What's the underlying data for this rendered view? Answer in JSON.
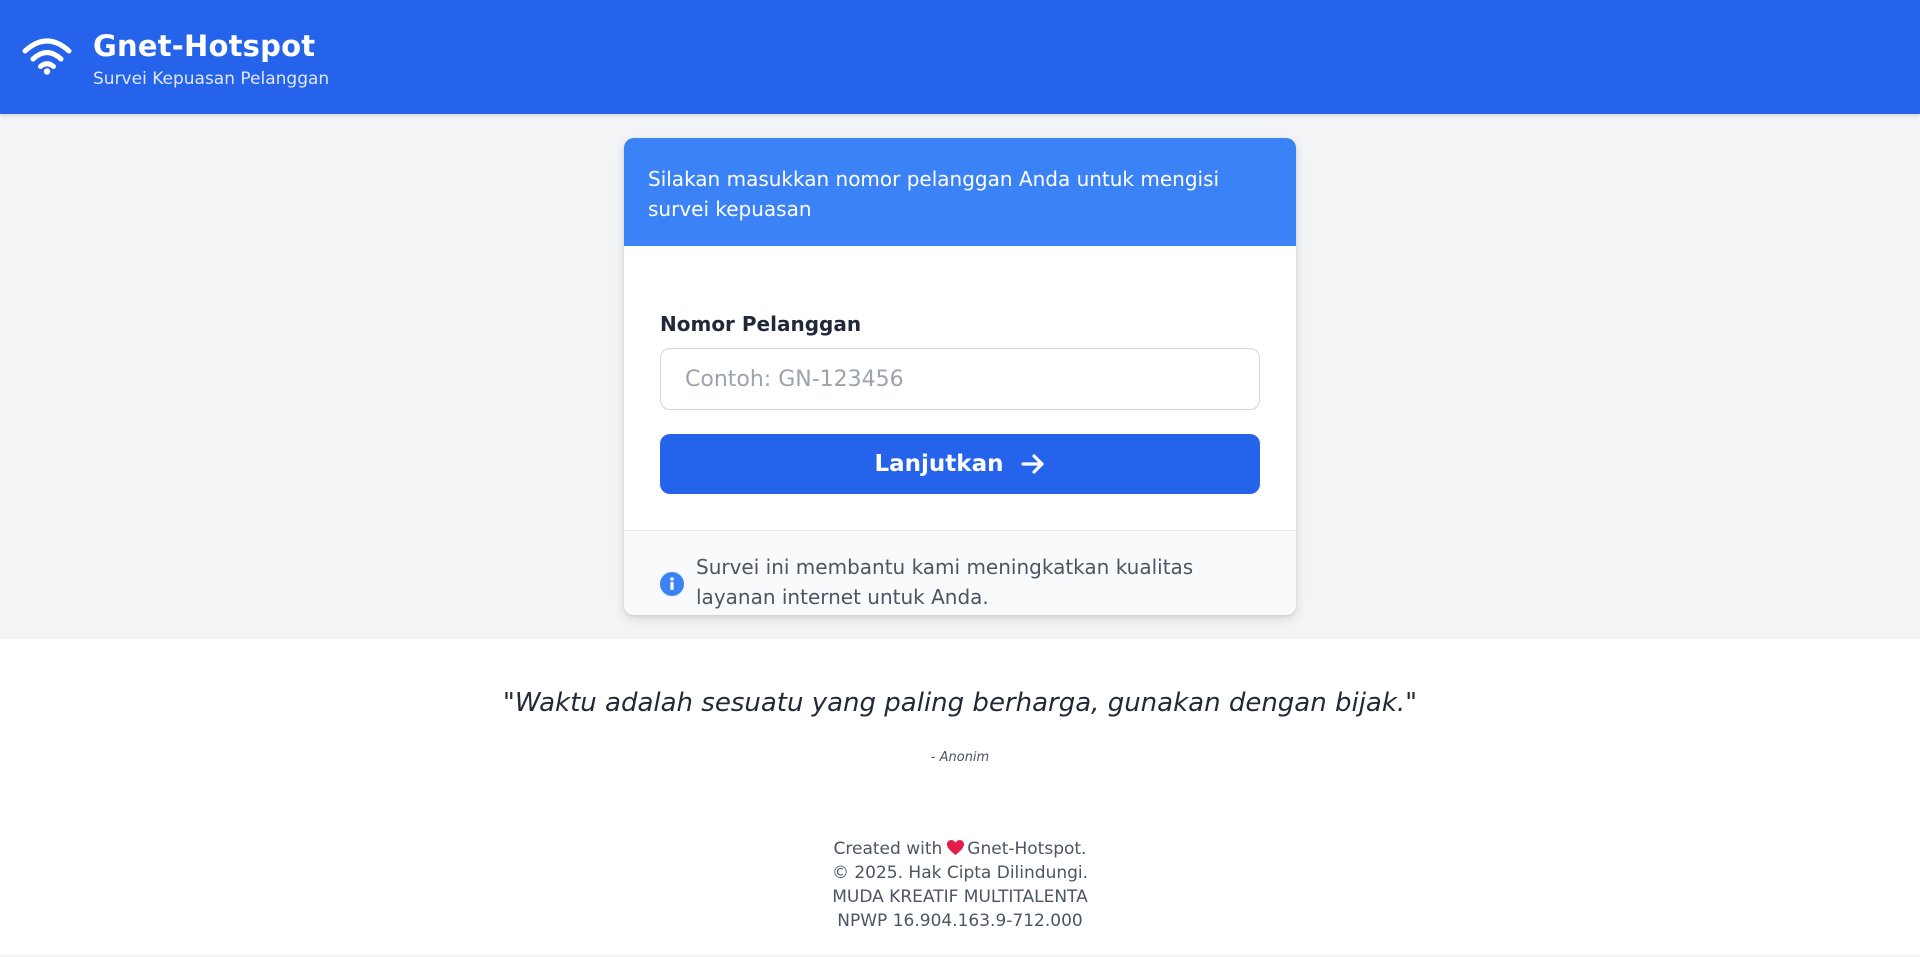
{
  "header": {
    "title": "Gnet-Hotspot",
    "subtitle": "Survei Kepuasan Pelanggan",
    "icon": "wifi-icon"
  },
  "card": {
    "intro": "Silakan masukkan nomor pelanggan Anda untuk mengisi survei kepuasan",
    "field_label": "Nomor Pelanggan",
    "input_value": "",
    "input_placeholder": "Contoh: GN-123456",
    "submit_label": "Lanjutkan",
    "info_text": "Survei ini membantu kami meningkatkan kualitas layanan internet untuk Anda."
  },
  "quote": {
    "text": "\"Waktu adalah sesuatu yang paling berharga, gunakan dengan bijak.\"",
    "author": "- Anonim"
  },
  "footer": {
    "created_prefix": "Created with",
    "created_suffix": "Gnet-Hotspot.",
    "copyright": "© 2025. Hak Cipta Dilindungi.",
    "company": "MUDA KREATIF MULTITALENTA",
    "npwp": "NPWP 16.904.163.9-712.000"
  },
  "colors": {
    "primary": "#2563eb",
    "card_header": "#3b82f6",
    "background": "#f3f4f6",
    "heart": "#e11d48"
  }
}
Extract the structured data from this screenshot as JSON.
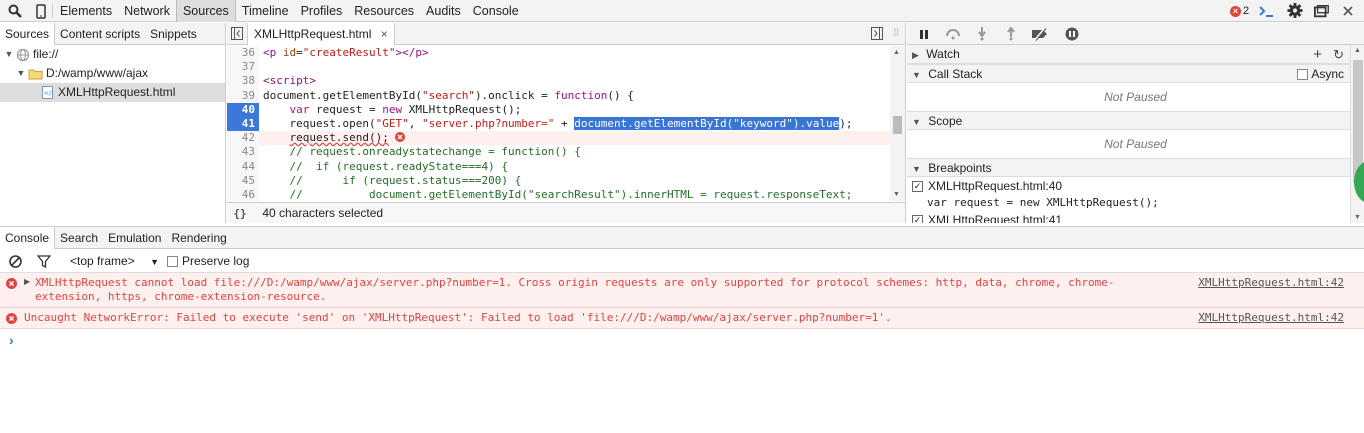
{
  "toolbar": {
    "tabs": [
      "Elements",
      "Network",
      "Sources",
      "Timeline",
      "Profiles",
      "Resources",
      "Audits",
      "Console"
    ],
    "error_count": "2"
  },
  "navigator": {
    "tabs": [
      "Sources",
      "Content scripts",
      "Snippets"
    ],
    "tree": [
      "file://",
      "D:/wamp/www/ajax",
      "XMLHttpRequest.html"
    ]
  },
  "editor": {
    "file_tab": "XMLHttpRequest.html",
    "status": "40 characters selected",
    "status_icon": "{}",
    "lines": [
      {
        "n": "36",
        "text": "<p id=\"createResult\"></p>"
      },
      {
        "n": "37",
        "text": ""
      },
      {
        "n": "38",
        "text": "<script>"
      },
      {
        "n": "39",
        "text": "document.getElementById(\"search\").onclick = function() {"
      },
      {
        "n": "40",
        "text": "    var request = new XMLHttpRequest();"
      },
      {
        "n": "41",
        "text": "    request.open(\"GET\", \"server.php?number=\" + document.getElementById(\"keyword\").value);"
      },
      {
        "n": "42",
        "text": "    request.send();"
      },
      {
        "n": "43",
        "text": "    // request.onreadystatechange = function() {"
      },
      {
        "n": "44",
        "text": "    //  if (request.readyState===4) {"
      },
      {
        "n": "45",
        "text": "    //      if (request.status===200) {"
      },
      {
        "n": "46",
        "text": "    //          document.getElementById(\"searchResult\").innerHTML = request.responseText;"
      }
    ]
  },
  "debugger": {
    "watch": "Watch",
    "call_stack": "Call Stack",
    "async": "Async",
    "not_paused": "Not Paused",
    "scope": "Scope",
    "breakpoints": "Breakpoints",
    "bp_file": "XMLHttpRequest.html:40",
    "bp_code": "var request = new XMLHttpRequest();",
    "bp_file2": "XMLHttpRequest.html:41"
  },
  "drawer": {
    "tabs": [
      "Console",
      "Search",
      "Emulation",
      "Rendering"
    ],
    "frame": "<top frame>",
    "preserve_log": "Preserve log",
    "messages": [
      {
        "text": "XMLHttpRequest cannot load file:///D:/wamp/www/ajax/server.php?number=1. Cross origin requests are only supported for protocol schemes: http, data, chrome, chrome-extension, https, chrome-extension-resource.",
        "link": "XMLHttpRequest.html:42"
      },
      {
        "text": "Uncaught NetworkError: Failed to execute 'send' on 'XMLHttpRequest': Failed to load 'file:///D:/wamp/www/ajax/server.php?number=1'.",
        "link": "XMLHttpRequest.html:42"
      }
    ],
    "prompt": "›"
  },
  "colors": {
    "error": "#e0443e",
    "breakpoint": "#3c78d8",
    "selection": "#3875d7"
  }
}
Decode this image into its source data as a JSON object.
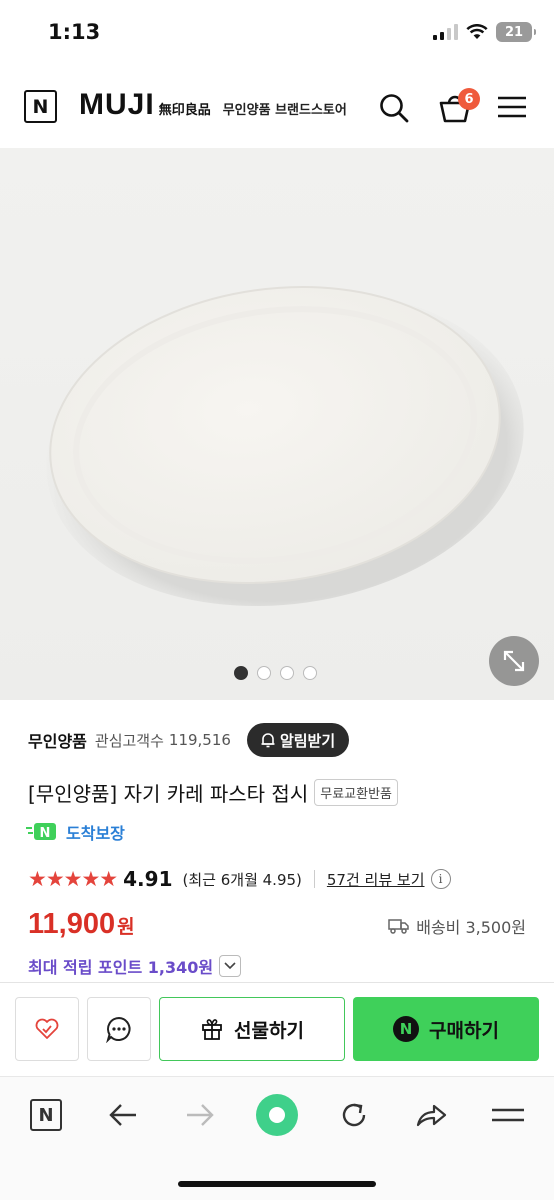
{
  "status_bar": {
    "time": "1:13",
    "battery": "21"
  },
  "header": {
    "logo_letter": "N",
    "brand": "MUJI",
    "brand_kanji": "無印良品",
    "store_title": "무인양품 브랜드스토어",
    "cart_count": "6",
    "icons": [
      "search-icon",
      "cart-icon",
      "menu-icon"
    ]
  },
  "gallery": {
    "image_count": 4,
    "active_index": 0,
    "image_subject": "white oval plate"
  },
  "product": {
    "store_name": "무인양품",
    "follower_label": "관심고객수",
    "follower_count": "119,516",
    "alarm_label": "알림받기",
    "title": "[무인양품] 자기 카레 파스타 접시",
    "tag": "무료교환반품",
    "delivery_badge": "N",
    "delivery_label": "도착보장",
    "stars": "★★★★★",
    "rating": "4.91",
    "recent_rating": "(최근 6개월 4.95)",
    "review_link": "57건 리뷰 보기",
    "price": "11,900",
    "currency": "원",
    "shipping": "배송비 3,500원",
    "points": "최대 적립 포인트 1,340원"
  },
  "actions": {
    "gift_label": "선물하기",
    "buy_label": "구매하기",
    "buy_badge": "N"
  },
  "browser": {
    "home_letter": "N"
  },
  "colors": {
    "price_red": "#d93026",
    "naver_green": "#3fd05a",
    "points_purple": "#6a4cc9",
    "delivery_blue": "#2a7fd6",
    "star_red": "#e4443c"
  }
}
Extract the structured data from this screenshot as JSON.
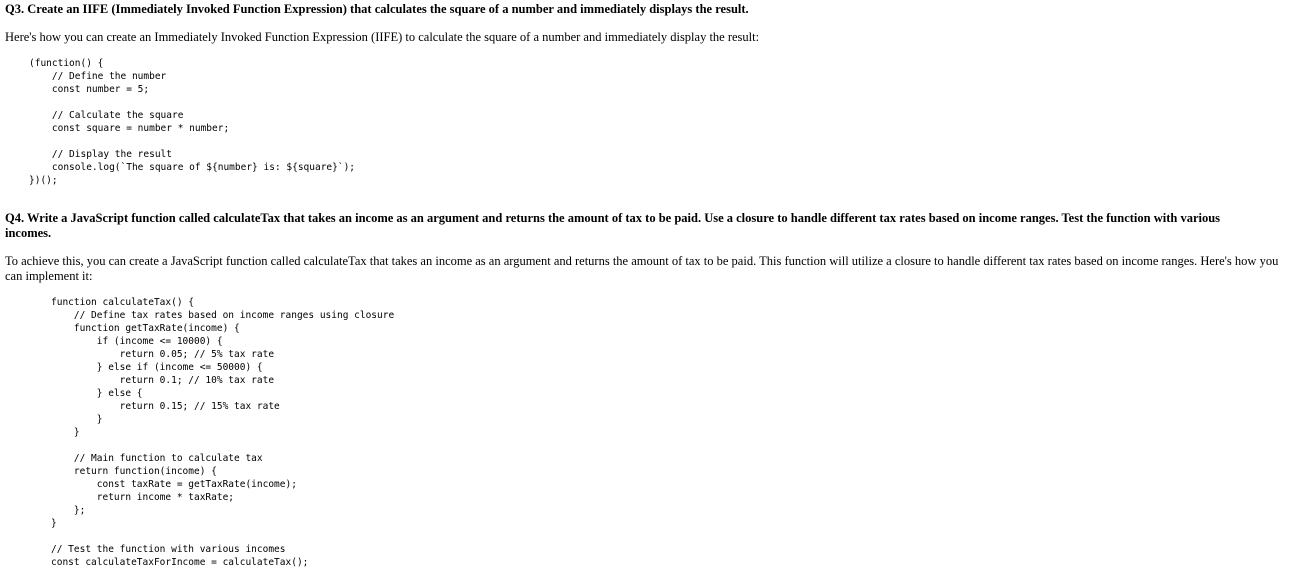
{
  "q3": {
    "title": "Q3. Create an IIFE (Immediately Invoked Function Expression) that calculates the square of a number and immediately displays the result.",
    "intro": "Here's how you can create an Immediately Invoked Function Expression (IIFE) to calculate the square of a number and immediately display the result:",
    "code": "(function() {\n    // Define the number\n    const number = 5;\n\n    // Calculate the square\n    const square = number * number;\n\n    // Display the result\n    console.log(`The square of ${number} is: ${square}`);\n})();"
  },
  "q4": {
    "title": "Q4. Write a JavaScript function called calculateTax that takes an income as an argument and returns the amount of tax to be paid. Use a closure to handle different tax rates based on income ranges. Test the function with various incomes.",
    "intro": "To achieve this, you can create a JavaScript function called calculateTax that takes an income as an argument and returns the amount of tax to be paid. This function will utilize a closure to handle different tax rates based on income ranges. Here's how you can implement it:",
    "code": "function calculateTax() {\n    // Define tax rates based on income ranges using closure\n    function getTaxRate(income) {\n        if (income <= 10000) {\n            return 0.05; // 5% tax rate\n        } else if (income <= 50000) {\n            return 0.1; // 10% tax rate\n        } else {\n            return 0.15; // 15% tax rate\n        }\n    }\n\n    // Main function to calculate tax\n    return function(income) {\n        const taxRate = getTaxRate(income);\n        return income * taxRate;\n    };\n}\n\n// Test the function with various incomes\nconst calculateTaxForIncome = calculateTax();"
  }
}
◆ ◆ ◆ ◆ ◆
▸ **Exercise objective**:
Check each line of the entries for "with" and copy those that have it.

▸ **Your response**:
    "created_prefix": "Created with",
    "title": "Q4. Write a JavaScript function called calculateTax that takes an income as an argument and returns the amount of tax to be paid. Use a closure to handle different tax rates based on income ranges. Test the function with various incomes.",
    "code": "function calculateTax() {\n    // Define tax rates based on income ranges using closure\n    function getTaxRate(income) {\n        if (income <= 10000) {\n            return 0.05; // 5% tax rate\n        } else if (income <= 50000) {\n            return 0.1; // 10% tax rate\n        } else {\n            return 0.15; // 15% tax rate\n        }\n    }\n\n    // Main function to calculate tax\n    return function(income) {\n        const taxRate = getTaxRate(income);\n        return income * taxRate;\n    };\n}\n\n// Test the function with various incomes\nconst calculateTaxForIncome = calculateTax();"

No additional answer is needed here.